* _Material provided_:
*** Begin section ***

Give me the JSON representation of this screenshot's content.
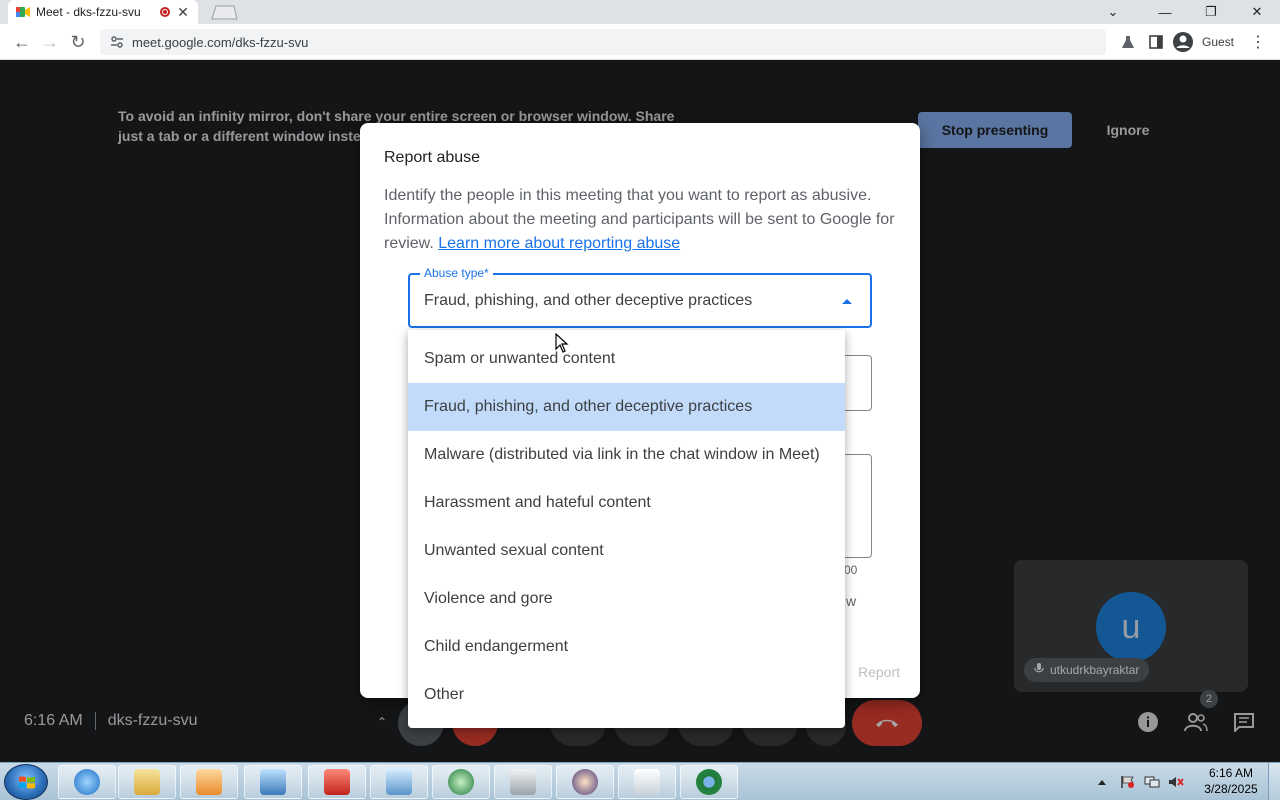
{
  "browser": {
    "tab_title": "Meet - dks-fzzu-svu",
    "url": "meet.google.com/dks-fzzu-svu",
    "profile_label": "Guest"
  },
  "meet": {
    "banner_text": "To avoid an infinity mirror, don't share your entire screen or browser window. Share just a tab or a different window instead.",
    "stop_presenting_label": "Stop presenting",
    "ignore_label": "Ignore",
    "time": "6:16 AM",
    "meeting_code": "dks-fzzu-svu",
    "participant_count": "2",
    "self_tile": {
      "initial": "u",
      "name": "utkudrkbayraktar"
    }
  },
  "dialog": {
    "title": "Report abuse",
    "description": "Identify the people in this meeting that you want to report as abusive. Information about the meeting and participants will be sent to Google for review.",
    "learn_more_link": "Learn more about reporting abuse",
    "abuse_type_label": "Abuse type*",
    "abuse_type_value": "Fraud, phishing, and other deceptive practices",
    "counter_fragment": "00",
    "text_fragment": "w",
    "report_label": "Report",
    "options": [
      "Spam or unwanted content",
      "Fraud, phishing, and other deceptive practices",
      "Malware (distributed via link in the chat window in Meet)",
      "Harassment and hateful content",
      "Unwanted sexual content",
      "Violence and gore",
      "Child endangerment",
      "Other"
    ],
    "selected_option_index": 1
  },
  "taskbar": {
    "clock_time": "6:16 AM",
    "clock_date": "3/28/2025"
  },
  "colors": {
    "accent": "#1a73e8",
    "selected_option_bg": "#c2dbfa",
    "stop_presenting_bg": "#8ab4f8",
    "end_call": "#ea4335",
    "meet_bg": "#202124"
  }
}
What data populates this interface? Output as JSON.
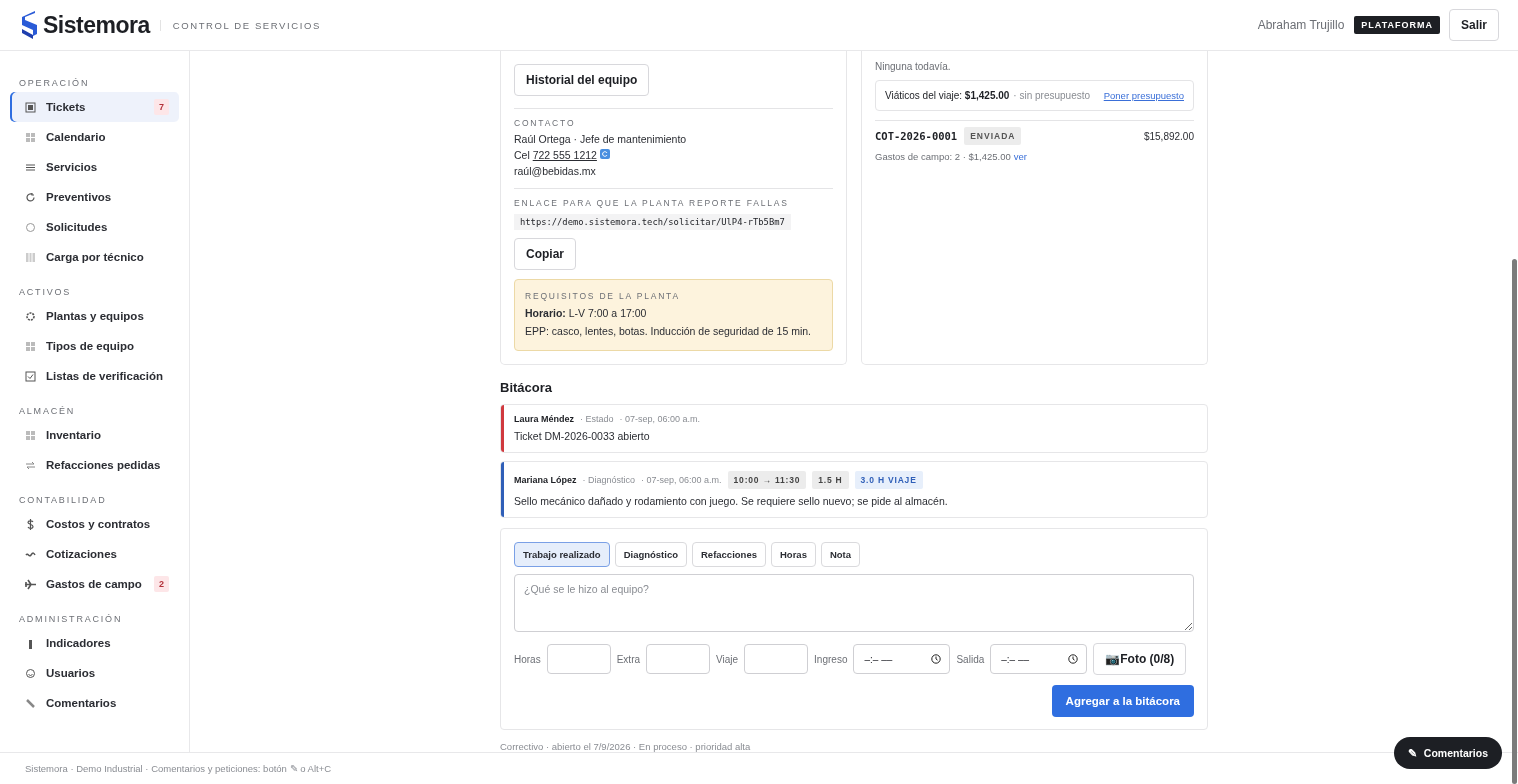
{
  "header": {
    "brand": "Sistemora",
    "subtitle": "CONTROL DE SERVICIOS",
    "user": "Abraham Trujillo",
    "role_badge": "PLATAFORMA",
    "logout": "Salir"
  },
  "sidebar": {
    "sections": [
      {
        "title": "OPERACIÓN",
        "items": [
          {
            "label": "Tickets",
            "selected": true,
            "badge": "7"
          },
          {
            "label": "Calendario",
            "selected": false
          },
          {
            "label": "Servicios",
            "selected": false
          },
          {
            "label": "Preventivos",
            "selected": false
          },
          {
            "label": "Solicitudes",
            "selected": false
          },
          {
            "label": "Carga por técnico",
            "selected": false
          }
        ]
      },
      {
        "title": "ACTIVOS",
        "items": [
          {
            "label": "Plantas y equipos",
            "selected": false
          },
          {
            "label": "Tipos de equipo",
            "selected": false
          },
          {
            "label": "Listas de verificación",
            "selected": false
          }
        ]
      },
      {
        "title": "ALMACÉN",
        "items": [
          {
            "label": "Inventario",
            "selected": false
          },
          {
            "label": "Refacciones pedidas",
            "selected": false
          }
        ]
      },
      {
        "title": "CONTABILIDAD",
        "items": [
          {
            "label": "Costos y contratos",
            "selected": false
          },
          {
            "label": "Cotizaciones",
            "selected": false
          },
          {
            "label": "Gastos de campo",
            "selected": false,
            "badge": "2"
          }
        ]
      },
      {
        "title": "ADMINISTRACIÓN",
        "items": [
          {
            "label": "Indicadores",
            "selected": false
          },
          {
            "label": "Usuarios",
            "selected": false
          },
          {
            "label": "Comentarios",
            "selected": false
          }
        ]
      }
    ]
  },
  "equipment_panel": {
    "history_button": "Historial del equipo",
    "contact": {
      "title": "CONTACTO",
      "name_line": "Raúl Ortega · Jefe de mantenimiento",
      "phone_label": "Cel",
      "phone": "722 555 1212",
      "email": "raúl@bebidas.mx"
    },
    "report_link": {
      "title": "ENLACE PARA QUE LA PLANTA REPORTE FALLAS",
      "url": "https://demo.sistemora.tech/solicitar/UlP4-rTb5Bm7",
      "copy_button": "Copiar"
    },
    "requirements": {
      "title": "REQUISITOS DE LA PLANTA",
      "schedule": "**Horario:** L-V 7:00 a 17:00",
      "ppe": "EPP: casco, lentes, botas. Inducción de seguridad de 15 min."
    }
  },
  "quotes_panel": {
    "empty": "Ninguna todavía.",
    "travel": {
      "text": "Viáticos del viaje: **$1,425.00**",
      "note": "· sin presupuesto",
      "link": "Poner presupuesto"
    },
    "quote": {
      "code": "COT-2026-0001",
      "status": "ENVIADA",
      "amount": "$15,892.00",
      "expenses": "Gastos de campo: 2 · $1,425.00",
      "link": "ver"
    }
  },
  "log": {
    "title": "Bitácora",
    "entries": [
      {
        "author": "Laura Méndez",
        "type": "· Estado",
        "date": "· 07-sep, 06:00 a.m.",
        "color": "#d0393e",
        "text": "Ticket DM-2026-0033 abierto"
      },
      {
        "author": "Mariana López",
        "type": "· Diagnóstico",
        "date": "· 07-sep, 06:00 a.m.",
        "color": "#2f5fb8",
        "text": "Sello mecánico dañado y rodamiento con juego. Se requiere sello nuevo; se pide al almacén.",
        "chips": [
          {
            "label": "10:00 → 11:30",
            "kind": "range"
          },
          {
            "label": "1.5 H",
            "kind": "hours"
          },
          {
            "label": "3.0 H VIAJE",
            "kind": "travel"
          }
        ]
      }
    ]
  },
  "form": {
    "tabs": [
      {
        "label": "Trabajo realizado",
        "selected": true
      },
      {
        "label": "Diagnóstico",
        "selected": false
      },
      {
        "label": "Refacciones",
        "selected": false
      },
      {
        "label": "Horas",
        "selected": false
      },
      {
        "label": "Nota",
        "selected": false
      }
    ],
    "placeholder": "¿Qué se le hizo al equipo?",
    "fields": [
      {
        "label": "Horas",
        "kind": "number"
      },
      {
        "label": "Extra",
        "kind": "number"
      },
      {
        "label": "Viaje",
        "kind": "number"
      },
      {
        "label": "Ingreso",
        "kind": "time",
        "placeholder": "–:– ––"
      },
      {
        "label": "Salida",
        "kind": "time",
        "placeholder": "–:– ––"
      }
    ],
    "photo_button": "📷Foto (0/8)",
    "submit": "Agregar a la bitácora"
  },
  "meta": "Correctivo · abierto el 7/9/2026 · En proceso · prioridad alta",
  "footer": "Sistemora · Demo Industrial · Comentarios y peticiones: botón ✎ o Alt+C",
  "floating_button": {
    "icon": "✎",
    "label": "Comentarios"
  }
}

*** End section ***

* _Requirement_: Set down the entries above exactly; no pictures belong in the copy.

* _Answer_:
Give me the JSON representation of this screenshot's content.
{
  "browser": {
    "tab_title": "Meet - dks-fzzu-svu",
    "url": "meet.google.com/dks-fzzu-svu",
    "profile_label": "Guest"
  },
  "meet": {
    "banner_text": "To avoid an infinity mirror, don't share your entire screen or browser window. Share just a tab or a different window instead.",
    "stop_presenting_label": "Stop presenting",
    "ignore_label": "Ignore",
    "time": "6:16 AM",
    "meeting_code": "dks-fzzu-svu",
    "participant_count": "2",
    "self_tile": {
      "initial": "u",
      "name": "utkudrkbayraktar"
    }
  },
  "dialog": {
    "title": "Report abuse",
    "description": "Identify the people in this meeting that you want to report as abusive. Information about the meeting and participants will be sent to Google for review.",
    "learn_more_link": "Learn more about reporting abuse",
    "abuse_type_label": "Abuse type*",
    "abuse_type_value": "Fraud, phishing, and other deceptive practices",
    "counter_fragment": "00",
    "text_fragment": "w",
    "report_label": "Report",
    "options": [
      "Spam or unwanted content",
      "Fraud, phishing, and other deceptive practices",
      "Malware (distributed via link in the chat window in Meet)",
      "Harassment and hateful content",
      "Unwanted sexual content",
      "Violence and gore",
      "Child endangerment",
      "Other"
    ],
    "selected_option_index": 1
  },
  "taskbar": {
    "clock_time": "6:16 AM",
    "clock_date": "3/28/2025"
  },
  "colors": {
    "accent": "#1a73e8",
    "selected_option_bg": "#c2dbfa",
    "stop_presenting_bg": "#8ab4f8",
    "end_call": "#ea4335",
    "meet_bg": "#202124"
  }
}
What data populates this interface? Output as JSON.
{
  "header": {
    "brand": "Sistemora",
    "subtitle": "CONTROL DE SERVICIOS",
    "user": "Abraham Trujillo",
    "role_badge": "PLATAFORMA",
    "logout": "Salir"
  },
  "sidebar": {
    "sections": [
      {
        "title": "OPERACIÓN",
        "items": [
          {
            "label": "Tickets",
            "selected": true,
            "badge": "7"
          },
          {
            "label": "Calendario",
            "selected": false
          },
          {
            "label": "Servicios",
            "selected": false
          },
          {
            "label": "Preventivos",
            "selected": false
          },
          {
            "label": "Solicitudes",
            "selected": false
          },
          {
            "label": "Carga por técnico",
            "selected": false
          }
        ]
      },
      {
        "title": "ACTIVOS",
        "items": [
          {
            "label": "Plantas y equipos",
            "selected": false
          },
          {
            "label": "Tipos de equipo",
            "selected": false
          },
          {
            "label": "Listas de verificación",
            "selected": false
          }
        ]
      },
      {
        "title": "ALMACÉN",
        "items": [
          {
            "label": "Inventario",
            "selected": false
          },
          {
            "label": "Refacciones pedidas",
            "selected": false
          }
        ]
      },
      {
        "title": "CONTABILIDAD",
        "items": [
          {
            "label": "Costos y contratos",
            "selected": false
          },
          {
            "label": "Cotizaciones",
            "selected": false
          },
          {
            "label": "Gastos de campo",
            "selected": false,
            "badge": "2"
          }
        ]
      },
      {
        "title": "ADMINISTRACIÓN",
        "items": [
          {
            "label": "Indicadores",
            "selected": false
          },
          {
            "label": "Usuarios",
            "selected": false
          },
          {
            "label": "Comentarios",
            "selected": false
          }
        ]
      }
    ]
  },
  "equipment_panel": {
    "history_button": "Historial del equipo",
    "contact": {
      "title": "CONTACTO",
      "name_line": "Raúl Ortega · Jefe de mantenimiento",
      "phone_label": "Cel",
      "phone": "722 555 1212",
      "email": "raúl@bebidas.mx"
    },
    "report_link": {
      "title": "ENLACE PARA QUE LA PLANTA REPORTE FALLAS",
      "url": "https://demo.sistemora.tech/solicitar/UlP4-rTb5Bm7",
      "copy_button": "Copiar"
    },
    "requirements": {
      "title": "REQUISITOS DE LA PLANTA",
      "schedule": "**Horario:** L-V 7:00 a 17:00",
      "ppe": "EPP: casco, lentes, botas. Inducción de seguridad de 15 min."
    }
  },
  "quotes_panel": {
    "empty": "Ninguna todavía.",
    "travel": {
      "text": "Viáticos del viaje: **$1,425.00**",
      "note": "· sin presupuesto",
      "link": "Poner presupuesto"
    },
    "quote": {
      "code": "COT-2026-0001",
      "status": "ENVIADA",
      "amount": "$15,892.00",
      "expenses": "Gastos de campo: 2 · $1,425.00",
      "link": "ver"
    }
  },
  "log": {
    "title": "Bitácora",
    "entries": [
      {
        "author": "Laura Méndez",
        "type": "· Estado",
        "date": "· 07-sep, 06:00 a.m.",
        "color": "#d0393e",
        "text": "Ticket DM-2026-0033 abierto"
      },
      {
        "author": "Mariana López",
        "type": "· Diagnóstico",
        "date": "· 07-sep, 06:00 a.m.",
        "color": "#2f5fb8",
        "text": "Sello mecánico dañado y rodamiento con juego. Se requiere sello nuevo; se pide al almacén.",
        "chips": [
          {
            "label": "10:00 → 11:30",
            "kind": "range"
          },
          {
            "label": "1.5 H",
            "kind": "hours"
          },
          {
            "label": "3.0 H VIAJE",
            "kind": "travel"
          }
        ]
      }
    ]
  },
  "form": {
    "tabs": [
      {
        "label": "Trabajo realizado",
        "selected": true
      },
      {
        "label": "Diagnóstico",
        "selected": false
      },
      {
        "label": "Refacciones",
        "selected": false
      },
      {
        "label": "Horas",
        "selected": false
      },
      {
        "label": "Nota",
        "selected": false
      }
    ],
    "placeholder": "¿Qué se le hizo al equipo?",
    "fields": [
      {
        "label": "Horas",
        "kind": "number"
      },
      {
        "label": "Extra",
        "kind": "number"
      },
      {
        "label": "Viaje",
        "kind": "number"
      },
      {
        "label": "Ingreso",
        "kind": "time",
        "placeholder": "–:– ––"
      },
      {
        "label": "Salida",
        "kind": "time",
        "placeholder": "–:– ––"
      }
    ],
    "photo_button": "📷Foto (0/8)",
    "submit": "Agregar a la bitácora"
  },
  "meta": "Correctivo · abierto el 7/9/2026 · En proceso · prioridad alta",
  "footer": "Sistemora · Demo Industrial · Comentarios y peticiones: botón ✎ o Alt+C",
  "floating_button": {
    "icon": "✎",
    "label": "Comentarios"
  }
}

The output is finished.